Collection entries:
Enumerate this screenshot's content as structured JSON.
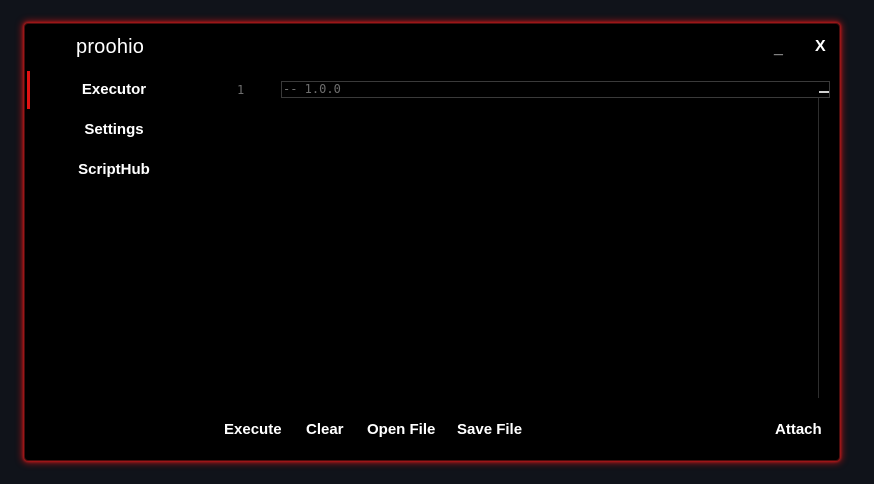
{
  "window": {
    "title": "proohio",
    "minimize_label": "_",
    "close_label": "X"
  },
  "sidebar": {
    "items": [
      {
        "label": "Executor",
        "active": true
      },
      {
        "label": "Settings",
        "active": false
      },
      {
        "label": "ScriptHub",
        "active": false
      }
    ]
  },
  "editor": {
    "line_number": "1",
    "content": "-- 1.0.0"
  },
  "actions": {
    "execute": "Execute",
    "clear": "Clear",
    "open_file": "Open File",
    "save_file": "Save File",
    "attach": "Attach"
  },
  "colors": {
    "accent": "#e01212",
    "window_background": "#000000",
    "page_background": "#10131a",
    "text": "#ffffff",
    "editor_text": "#6e6e6e"
  }
}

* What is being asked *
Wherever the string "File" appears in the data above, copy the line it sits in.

* Task response *
    "open_file": "Open File",
    "save_file": "Save File",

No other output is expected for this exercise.